■ **Work request**
Please copy every line with the string "data" from the entries below.
Start of Extracted information
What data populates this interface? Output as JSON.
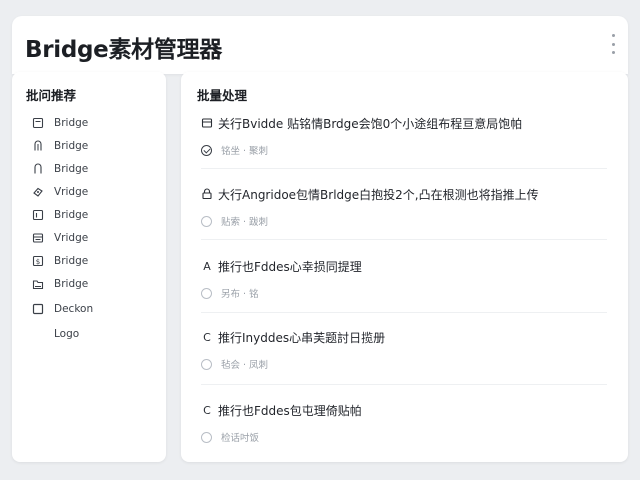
{
  "app": {
    "title": "Bridge素材管理器"
  },
  "sidebar": {
    "title": "批问推荐",
    "items": [
      {
        "label": "Bridge",
        "icon": "document-icon"
      },
      {
        "label": "Bridge",
        "icon": "tag-icon"
      },
      {
        "label": "Bridge",
        "icon": "tag-icon"
      },
      {
        "label": "Vridge",
        "icon": "link-icon"
      },
      {
        "label": "Bridge",
        "icon": "text-box-icon"
      },
      {
        "label": "Vridge",
        "icon": "list-box-icon"
      },
      {
        "label": "Bridge",
        "icon": "dollar-box-icon"
      },
      {
        "label": "Bridge",
        "icon": "folder-icon"
      },
      {
        "label": "Deckon",
        "icon": "square-icon"
      },
      {
        "label": "Logo",
        "icon": ""
      }
    ]
  },
  "main": {
    "title": "批量处理",
    "tasks": [
      {
        "icon_char": "",
        "title": "关行Bvidde 贴铭情Brdge会饱0个小途组布程亘意局饱帕",
        "status": "铭坐 · 聚刺",
        "done": true
      },
      {
        "icon_char": "",
        "title": "大行Angridoe包情Brldge白抱投2个,凸在根测也将指推上传",
        "status": "贴索 · 跋刺",
        "done": false
      },
      {
        "icon_char": "A",
        "title": "推行也Fddes心幸损同提理",
        "status": "另布 · 铭",
        "done": false
      },
      {
        "icon_char": "C",
        "title": "推行Inyddes心串芙题討日揽册",
        "status": "毡会 · 凤刺",
        "done": false
      },
      {
        "icon_char": "C",
        "title": "推行也Fddes包屯理倚贴帕",
        "status": "检话吋饭",
        "done": false
      }
    ]
  }
}
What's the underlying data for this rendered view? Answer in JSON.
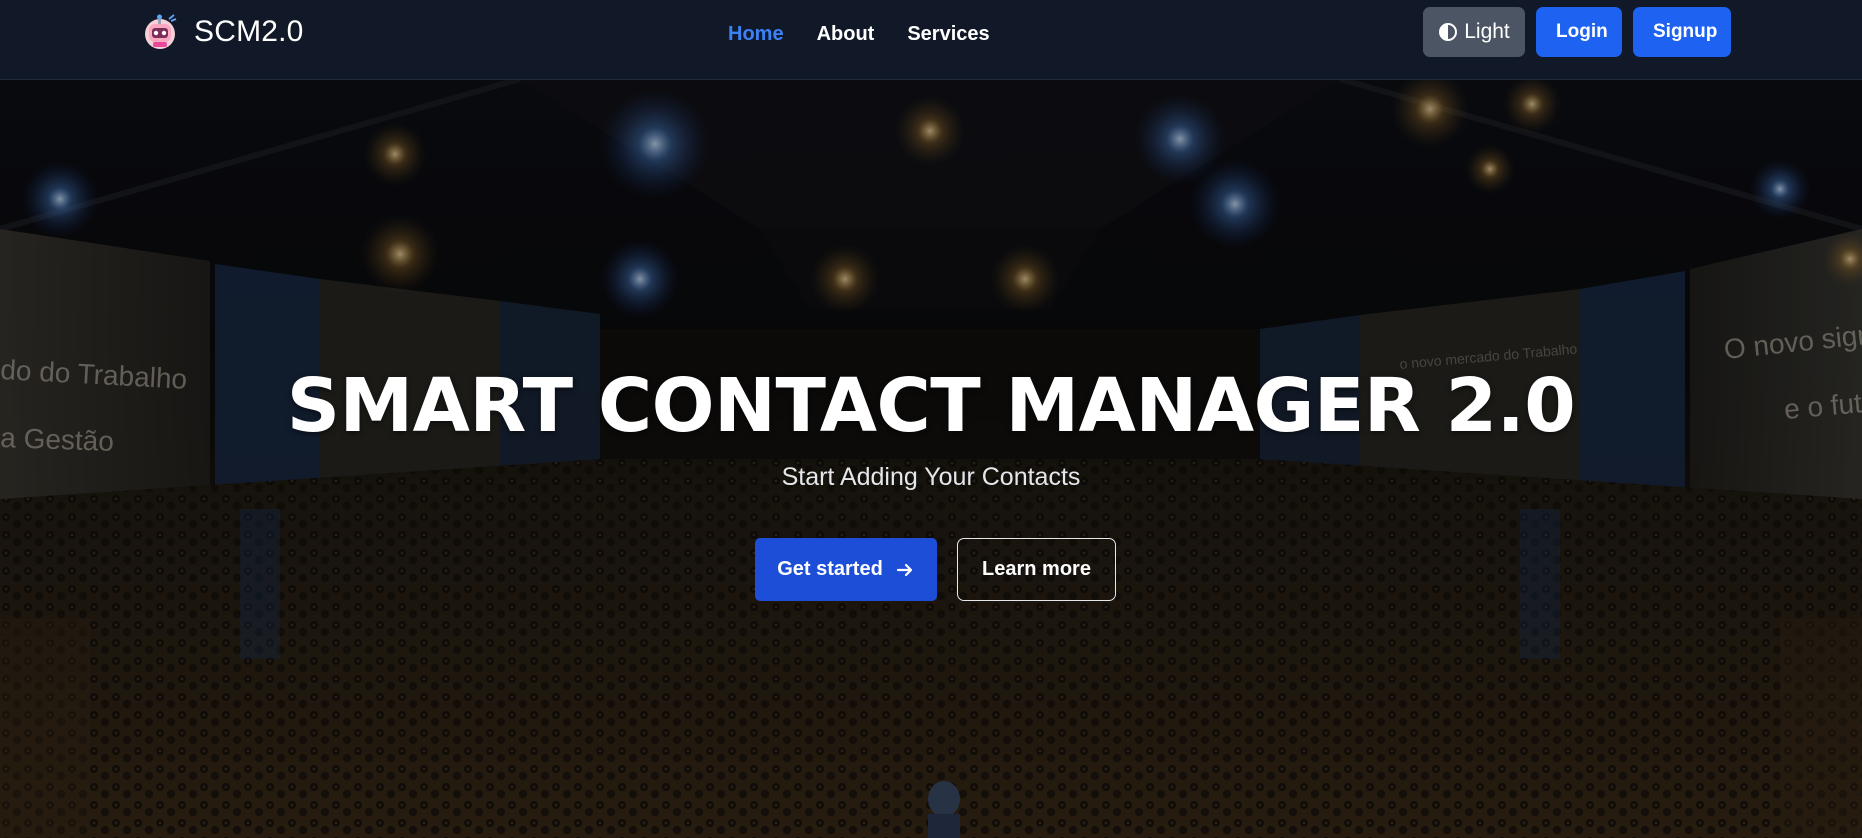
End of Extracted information
■ **Reply**
What data populates this interface? Output as JSON.
What's the underlying data for this rendered view? Answer in JSON.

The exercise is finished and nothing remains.